Successful completion of BA3 Focus “Occupied Asia I”
The remarkably varied experiences and legacies of Japan’s military occupations in Asia reflected the diversity and complexity of the Second World War period and of modern Asia itself. This course explores the social, political, and cultural dynamics of Japan’s occupations of its Asian neighbors during the period of the Asia-Pacific War (1931-1945) from a transnational and comparative perspective. Attention will be devoted to cases, comparisons and legacies of experiences in Northeast and Southeast Asia and their place within a broader modern global context, including a special focus on dr. Mark’s personal research specialization, the Japanese occupation of Indonesia.
In this second part of this two-semester BA3 focus course, students will primarily read Japanese texts related to the topics covered in the first semester and/or to student’s thesis research topics. Attendance of the first semester of this course is required in order to complete the second part of the course. In addition to learning how to read and analyze Japanese materials and texts, students will also receive instruction and guidance on the preparation of the BA thesis in form of workshops focused on proposal and thesis writing, as well as the presentation of on-going research.
Mode of instruction
- Participation element (attendance, participation in writing/research workshops, leading of a text session): 30%
- Translation element (translation exercises, quizzes, text/vocabulary list preparation): 30%
- Review element (literature review): 40%
Blackboard plays an essential part in this course. All important information about the course, including the syllabus, course requirements, and other information, except for the course readings, will be available on the course website. As part of class participation, students will also be required to make postings on the Blackboard website. Internet access is therefore essential in order to complete this course.

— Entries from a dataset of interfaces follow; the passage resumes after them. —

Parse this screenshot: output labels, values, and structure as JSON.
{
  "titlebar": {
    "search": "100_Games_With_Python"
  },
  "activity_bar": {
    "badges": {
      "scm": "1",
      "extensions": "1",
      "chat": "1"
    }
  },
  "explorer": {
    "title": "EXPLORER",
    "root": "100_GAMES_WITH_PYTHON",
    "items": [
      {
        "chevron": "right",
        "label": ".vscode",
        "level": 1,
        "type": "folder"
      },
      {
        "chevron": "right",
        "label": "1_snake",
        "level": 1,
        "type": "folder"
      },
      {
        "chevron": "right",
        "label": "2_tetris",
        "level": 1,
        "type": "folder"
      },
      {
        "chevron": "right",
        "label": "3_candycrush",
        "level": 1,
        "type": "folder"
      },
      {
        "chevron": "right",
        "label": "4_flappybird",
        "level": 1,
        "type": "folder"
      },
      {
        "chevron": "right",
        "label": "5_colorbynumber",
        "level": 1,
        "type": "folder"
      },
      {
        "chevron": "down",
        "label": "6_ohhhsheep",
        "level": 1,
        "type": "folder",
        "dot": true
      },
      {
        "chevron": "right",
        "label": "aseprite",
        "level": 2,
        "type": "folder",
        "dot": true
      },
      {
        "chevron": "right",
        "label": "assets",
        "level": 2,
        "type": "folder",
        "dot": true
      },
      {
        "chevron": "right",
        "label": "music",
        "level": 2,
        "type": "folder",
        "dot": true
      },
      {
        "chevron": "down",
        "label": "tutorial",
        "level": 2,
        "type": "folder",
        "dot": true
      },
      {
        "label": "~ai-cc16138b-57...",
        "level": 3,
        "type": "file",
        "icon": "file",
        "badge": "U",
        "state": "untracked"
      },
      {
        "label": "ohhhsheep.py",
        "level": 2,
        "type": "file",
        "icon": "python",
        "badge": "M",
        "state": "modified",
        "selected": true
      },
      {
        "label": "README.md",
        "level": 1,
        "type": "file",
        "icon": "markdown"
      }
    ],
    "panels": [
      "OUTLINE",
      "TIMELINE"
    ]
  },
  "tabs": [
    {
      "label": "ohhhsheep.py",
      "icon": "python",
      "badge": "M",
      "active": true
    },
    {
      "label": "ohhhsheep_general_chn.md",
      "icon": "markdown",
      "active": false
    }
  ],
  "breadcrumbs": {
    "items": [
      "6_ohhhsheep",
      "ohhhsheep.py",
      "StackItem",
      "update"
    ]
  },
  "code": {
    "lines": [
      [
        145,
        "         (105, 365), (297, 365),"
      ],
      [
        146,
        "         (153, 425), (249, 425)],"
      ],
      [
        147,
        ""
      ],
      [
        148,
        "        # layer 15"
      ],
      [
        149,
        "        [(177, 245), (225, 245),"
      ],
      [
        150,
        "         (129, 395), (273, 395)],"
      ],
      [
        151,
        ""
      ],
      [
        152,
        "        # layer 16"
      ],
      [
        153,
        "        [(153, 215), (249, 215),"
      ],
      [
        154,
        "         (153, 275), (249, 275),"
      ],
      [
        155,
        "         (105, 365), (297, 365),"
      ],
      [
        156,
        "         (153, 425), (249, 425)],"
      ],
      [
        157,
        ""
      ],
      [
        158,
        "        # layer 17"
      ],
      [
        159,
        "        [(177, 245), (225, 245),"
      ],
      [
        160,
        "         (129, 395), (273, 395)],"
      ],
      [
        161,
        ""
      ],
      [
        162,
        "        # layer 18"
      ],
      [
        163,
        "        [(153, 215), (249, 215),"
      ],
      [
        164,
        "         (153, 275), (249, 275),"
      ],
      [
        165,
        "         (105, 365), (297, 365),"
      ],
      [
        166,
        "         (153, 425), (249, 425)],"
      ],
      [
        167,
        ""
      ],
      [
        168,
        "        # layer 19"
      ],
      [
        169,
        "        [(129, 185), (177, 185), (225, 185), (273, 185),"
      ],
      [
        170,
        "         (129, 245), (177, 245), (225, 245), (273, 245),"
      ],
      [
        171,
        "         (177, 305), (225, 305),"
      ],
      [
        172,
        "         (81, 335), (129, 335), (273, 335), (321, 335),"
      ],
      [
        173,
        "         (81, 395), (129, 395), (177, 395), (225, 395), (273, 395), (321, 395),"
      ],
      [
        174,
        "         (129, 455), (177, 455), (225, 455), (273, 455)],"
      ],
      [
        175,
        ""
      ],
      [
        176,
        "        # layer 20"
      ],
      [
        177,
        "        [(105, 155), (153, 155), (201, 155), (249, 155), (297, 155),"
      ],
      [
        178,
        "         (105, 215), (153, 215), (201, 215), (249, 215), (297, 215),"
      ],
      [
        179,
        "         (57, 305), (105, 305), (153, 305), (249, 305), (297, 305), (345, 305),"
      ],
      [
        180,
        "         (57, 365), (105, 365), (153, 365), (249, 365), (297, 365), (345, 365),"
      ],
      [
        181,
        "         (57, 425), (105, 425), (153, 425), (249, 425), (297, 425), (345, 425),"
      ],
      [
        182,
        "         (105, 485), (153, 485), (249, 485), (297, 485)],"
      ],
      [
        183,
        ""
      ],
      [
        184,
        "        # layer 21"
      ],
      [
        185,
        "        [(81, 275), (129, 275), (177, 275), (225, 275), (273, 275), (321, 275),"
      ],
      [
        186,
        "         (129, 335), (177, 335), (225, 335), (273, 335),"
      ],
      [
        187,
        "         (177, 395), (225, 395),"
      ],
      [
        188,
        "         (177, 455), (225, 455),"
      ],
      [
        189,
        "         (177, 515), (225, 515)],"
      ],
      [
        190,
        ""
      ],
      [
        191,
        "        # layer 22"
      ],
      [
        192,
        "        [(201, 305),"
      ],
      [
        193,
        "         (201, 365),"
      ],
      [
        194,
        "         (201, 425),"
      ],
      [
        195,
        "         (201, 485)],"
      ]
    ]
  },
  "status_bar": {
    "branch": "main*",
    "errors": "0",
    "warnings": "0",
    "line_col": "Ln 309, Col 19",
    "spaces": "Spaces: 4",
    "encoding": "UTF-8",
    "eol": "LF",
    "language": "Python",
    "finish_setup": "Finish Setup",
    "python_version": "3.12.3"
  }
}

To be announced.
Enrollment through uSis is mandatory.
Dr. Ethan Mark